◆ **TASK TO COMPLETE**: Retype the whole listing, please, keeping every line exact and dropping the pictures.

◆ **MATERIAL PROVIDED**:
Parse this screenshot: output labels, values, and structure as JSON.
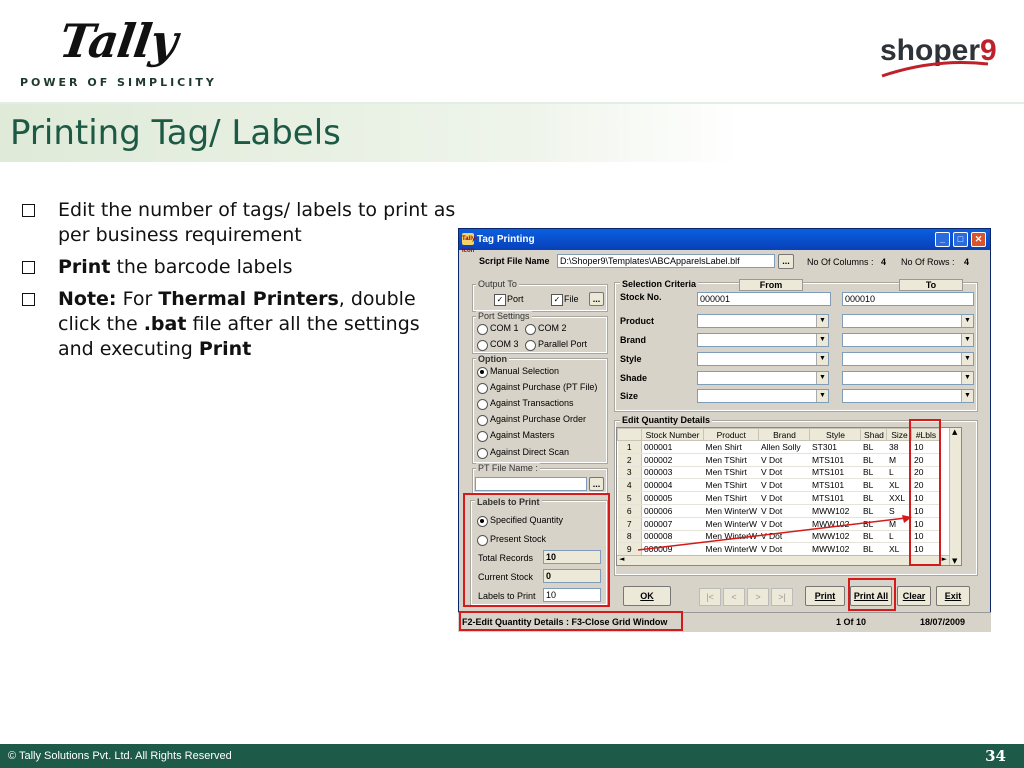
{
  "header": {
    "logo_tally": "Tally",
    "tagline": "POWER OF SIMPLICITY",
    "logo_shoper": "shoper",
    "logo_shoper_nine": "9"
  },
  "slide": {
    "title": "Printing Tag/ Labels",
    "bullet1": "Edit the number of tags/ labels to print as per business requirement",
    "bullet2_bold": "Print",
    "bullet2_rest": " the barcode labels",
    "bullet3_note": "Note:",
    "bullet3_for": " For ",
    "bullet3_thermal": "Thermal Printers",
    "bullet3_mid": ", double click the ",
    "bullet3_bat": ".bat",
    "bullet3_end": " file after all the settings and executing ",
    "bullet3_print": "Print"
  },
  "window": {
    "title": "Tag Printing",
    "title_icon": "Tally-icon",
    "script_label": "Script File Name",
    "script_value": "D:\\Shoper9\\Templates\\ABCApparelsLabel.blf",
    "browse": "...",
    "no_columns_label": "No Of Columns :",
    "no_columns_value": "4",
    "no_rows_label": "No Of Rows :",
    "no_rows_value": "4",
    "output_to": "Output To",
    "port": "Port",
    "file": "File",
    "port_settings": "Port Settings",
    "com1": "COM 1",
    "com2": "COM 2",
    "com3": "COM 3",
    "parallel_port": "Parallel Port",
    "option": "Option",
    "opt_manual": "Manual Selection",
    "opt_purchase_ptfile": "Against Purchase (PT File)",
    "opt_transactions": "Against Transactions",
    "opt_purchase_order": "Against Purchase Order",
    "opt_masters": "Against Masters",
    "opt_scan": "Against Direct Scan",
    "pt_file_name": "PT File Name :",
    "labels_to_print_group": "Labels to Print",
    "specified_quantity": "Specified Quantity",
    "present_stock": "Present Stock",
    "total_records_label": "Total Records",
    "total_records_value": "10",
    "current_stock_label": "Current Stock",
    "current_stock_value": "0",
    "labels_to_print_label": "Labels to Print",
    "labels_to_print_value": "10",
    "selection_criteria": "Selection Criteria",
    "from": "From",
    "to": "To",
    "stock_no": "Stock No.",
    "stock_from": "000001",
    "stock_to": "000010",
    "product": "Product",
    "brand": "Brand",
    "style": "Style",
    "shade": "Shade",
    "size": "Size",
    "edit_qty": "Edit Quantity Details",
    "columns": [
      "Stock Number",
      "Product",
      "Brand",
      "Style",
      "Shad",
      "Size",
      "#Lbls"
    ],
    "rows": [
      [
        "1",
        "000001",
        "Men Shirt",
        "Allen Solly",
        "ST301",
        "BL",
        "38",
        "10"
      ],
      [
        "2",
        "000002",
        "Men TShirt",
        "V Dot",
        "MTS101",
        "BL",
        "M",
        "20"
      ],
      [
        "3",
        "000003",
        "Men TShirt",
        "V Dot",
        "MTS101",
        "BL",
        "L",
        "20"
      ],
      [
        "4",
        "000004",
        "Men TShirt",
        "V Dot",
        "MTS101",
        "BL",
        "XL",
        "20"
      ],
      [
        "5",
        "000005",
        "Men TShirt",
        "V Dot",
        "MTS101",
        "BL",
        "XXL",
        "10"
      ],
      [
        "6",
        "000006",
        "Men WinterW",
        "V Dot",
        "MWW102",
        "BL",
        "S",
        "10"
      ],
      [
        "7",
        "000007",
        "Men WinterW",
        "V Dot",
        "MWW102",
        "BL",
        "M",
        "10"
      ],
      [
        "8",
        "000008",
        "Men WinterW",
        "V Dot",
        "MWW102",
        "BL",
        "L",
        "10"
      ],
      [
        "9",
        "000009",
        "Men WinterW",
        "V Dot",
        "MWW102",
        "BL",
        "XL",
        "10"
      ],
      [
        "10",
        "000010",
        "Men WinterW",
        "V Dot",
        "MWW102",
        "BL",
        "XXL",
        "10"
      ]
    ],
    "btn_ok": "OK",
    "nav_first": "|<",
    "nav_prev": "<",
    "nav_next": ">",
    "nav_last": ">|",
    "btn_print": "Print",
    "btn_print_all": "Print All",
    "btn_clear": "Clear",
    "btn_exit": "Exit",
    "status_left": "F2-Edit Quantity Details : F3-Close Grid Window",
    "status_page": "1 Of 10",
    "status_date": "18/07/2009"
  },
  "footer": {
    "copyright": "© Tally Solutions Pvt. Ltd. All Rights Reserved",
    "page": "34"
  },
  "colors": {
    "title_green": "#1d5a45",
    "footer_green": "#1e5a48",
    "highlight_red": "#d41a1a",
    "titlebar_blue": "#0a5fe0"
  }
}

◆ **OUTPUT OF THE TASK**:
Parse this screenshot: output labels, values, and structure as JSON.
{
  "header": {
    "logo_tally": "Tally",
    "tagline": "POWER OF SIMPLICITY",
    "logo_shoper": "shoper",
    "logo_shoper_nine": "9"
  },
  "slide": {
    "title": "Printing Tag/ Labels",
    "bullet1": "Edit the number of tags/ labels to print as per business requirement",
    "bullet2_bold": "Print",
    "bullet2_rest": " the barcode labels",
    "bullet3_note": "Note:",
    "bullet3_for": " For ",
    "bullet3_thermal": "Thermal Printers",
    "bullet3_mid": ", double click the ",
    "bullet3_bat": ".bat",
    "bullet3_end": " file after all the settings and executing ",
    "bullet3_print": "Print"
  },
  "window": {
    "title": "Tag Printing",
    "title_icon": "Tally-icon",
    "script_label": "Script File Name",
    "script_value": "D:\\Shoper9\\Templates\\ABCApparelsLabel.blf",
    "browse": "...",
    "no_columns_label": "No Of Columns :",
    "no_columns_value": "4",
    "no_rows_label": "No Of Rows :",
    "no_rows_value": "4",
    "output_to": "Output To",
    "port": "Port",
    "file": "File",
    "port_settings": "Port Settings",
    "com1": "COM 1",
    "com2": "COM 2",
    "com3": "COM 3",
    "parallel_port": "Parallel Port",
    "option": "Option",
    "opt_manual": "Manual Selection",
    "opt_purchase_ptfile": "Against Purchase (PT File)",
    "opt_transactions": "Against Transactions",
    "opt_purchase_order": "Against Purchase Order",
    "opt_masters": "Against Masters",
    "opt_scan": "Against Direct Scan",
    "pt_file_name": "PT File Name :",
    "labels_to_print_group": "Labels to Print",
    "specified_quantity": "Specified Quantity",
    "present_stock": "Present Stock",
    "total_records_label": "Total Records",
    "total_records_value": "10",
    "current_stock_label": "Current Stock",
    "current_stock_value": "0",
    "labels_to_print_label": "Labels to Print",
    "labels_to_print_value": "10",
    "selection_criteria": "Selection Criteria",
    "from": "From",
    "to": "To",
    "stock_no": "Stock No.",
    "stock_from": "000001",
    "stock_to": "000010",
    "product": "Product",
    "brand": "Brand",
    "style": "Style",
    "shade": "Shade",
    "size": "Size",
    "edit_qty": "Edit Quantity Details",
    "columns": [
      "Stock Number",
      "Product",
      "Brand",
      "Style",
      "Shad",
      "Size",
      "#Lbls"
    ],
    "rows": [
      [
        "1",
        "000001",
        "Men Shirt",
        "Allen Solly",
        "ST301",
        "BL",
        "38",
        "10"
      ],
      [
        "2",
        "000002",
        "Men TShirt",
        "V Dot",
        "MTS101",
        "BL",
        "M",
        "20"
      ],
      [
        "3",
        "000003",
        "Men TShirt",
        "V Dot",
        "MTS101",
        "BL",
        "L",
        "20"
      ],
      [
        "4",
        "000004",
        "Men TShirt",
        "V Dot",
        "MTS101",
        "BL",
        "XL",
        "20"
      ],
      [
        "5",
        "000005",
        "Men TShirt",
        "V Dot",
        "MTS101",
        "BL",
        "XXL",
        "10"
      ],
      [
        "6",
        "000006",
        "Men WinterW",
        "V Dot",
        "MWW102",
        "BL",
        "S",
        "10"
      ],
      [
        "7",
        "000007",
        "Men WinterW",
        "V Dot",
        "MWW102",
        "BL",
        "M",
        "10"
      ],
      [
        "8",
        "000008",
        "Men WinterW",
        "V Dot",
        "MWW102",
        "BL",
        "L",
        "10"
      ],
      [
        "9",
        "000009",
        "Men WinterW",
        "V Dot",
        "MWW102",
        "BL",
        "XL",
        "10"
      ],
      [
        "10",
        "000010",
        "Men WinterW",
        "V Dot",
        "MWW102",
        "BL",
        "XXL",
        "10"
      ]
    ],
    "btn_ok": "OK",
    "nav_first": "|<",
    "nav_prev": "<",
    "nav_next": ">",
    "nav_last": ">|",
    "btn_print": "Print",
    "btn_print_all": "Print All",
    "btn_clear": "Clear",
    "btn_exit": "Exit",
    "status_left": "F2-Edit Quantity Details : F3-Close Grid Window",
    "status_page": "1 Of 10",
    "status_date": "18/07/2009"
  },
  "footer": {
    "copyright": "© Tally Solutions Pvt. Ltd. All Rights Reserved",
    "page": "34"
  },
  "colors": {
    "title_green": "#1d5a45",
    "footer_green": "#1e5a48",
    "highlight_red": "#d41a1a",
    "titlebar_blue": "#0a5fe0"
  }
}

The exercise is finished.